Harvesting Close to Home
Most of you are probably familiar with the “three sisters” companion planting technique, where corn, beans, and squash are planted together on a mound to reap mutually beneficial rewards. The corn provides a natural support for the beans, which love to climb toward the sun. The beans, in turn, have nitrogen-fixing bacteria living on their roots that supplement the soil. This makes corn happy, because it requires lots of nitrogen to grow! Finally, squash is planted around the base of the mounds. As it vines out along the ground, the squash’s large, flat leaves act as a living mulch, keeping the soil moist and weeds in check. Its prickly vines also help deter pesky animals.
Native Americans such as the Abenaki of the Champlain Valley practiced this form of agriculture for many hundreds of years, growing crops that stored well for the winter to supplement the wild foods they hunted and foraged. In the Intervale, you can find the Abenaki Heritage Garden proudly carrying on these traditions. Open to the public, the garden is close to the entrance of the Intervale, near the Calkins Farmhouse. It is planted with heirloom varieties of corn, beans, and squash that are well labeled and a joy to see growing in the very floodplain where Abenaki have practiced agriculture for generations. Learn more at a harvest celebration held on September 23rd. (For more details, go to www.intervale.org).
Another place you can find heirloom varieties of corn, beans, and squash well-suited to Vermont’s growing season is here at City Market. Our buyers in Produce and Bulk have been checking in with local growers all summer and are looking forward to bringing these crops into the store again this fall. We’ll be seeing squashes primarily from River Berry and Rockville Farms, as well as Lewis Creek and Pomykala. I like the fanciful names: Buttercup and Kabocha squashes (well-suited to roasting), the adorable Jack-Be-Little and Carnival squashes (so little, the kid in you will love them), and the smooth Red Kuri and Butternut squashes (perfect for soups).
Over in Bulk, we’re thrilled to once again be bringing in local yellow popping corn from Cosimo Brigante in North Hero and Early Riser cornmeal from Butterworks Farm in Westfield. Linn Hazen from Island View Farm in North Hero is hoping for a good yield on his creamy and delicious Yellow-Eye beans, which are a little trickier to grow than the Black Turtle beans we are now able to stock year-round from a few different local sources.
“The main challenge is working with gaps between seasons,” says Sean Flemming, our Bulk buyer. People expect different crops in different seasons in Produce, but not so much in Bulk. So as we get more local products in the Bulk bins, we’re hoping to educate shoppers about their seasonality (typically filling our bins from fall through spring) and also find products to cover the gaps that are as local or regional as possible.
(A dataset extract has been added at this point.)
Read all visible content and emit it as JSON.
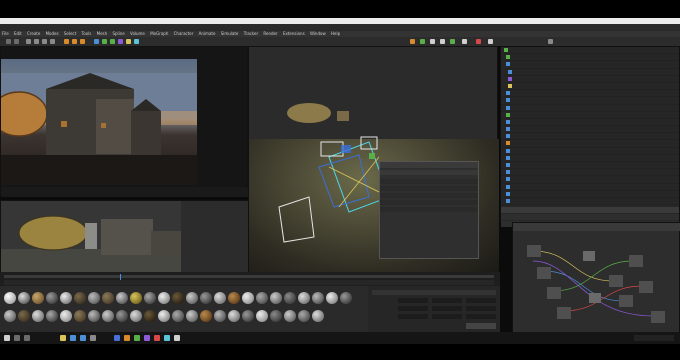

In the meantime, try a variety of squash or bean you’ve never had before this fall, or better yet, make a meal of the three sisters together. The carbohydrates in cornmeal, protein in dried beans, and vitamins in squash complement each other nutritionally, and the local flavors can’t be beat.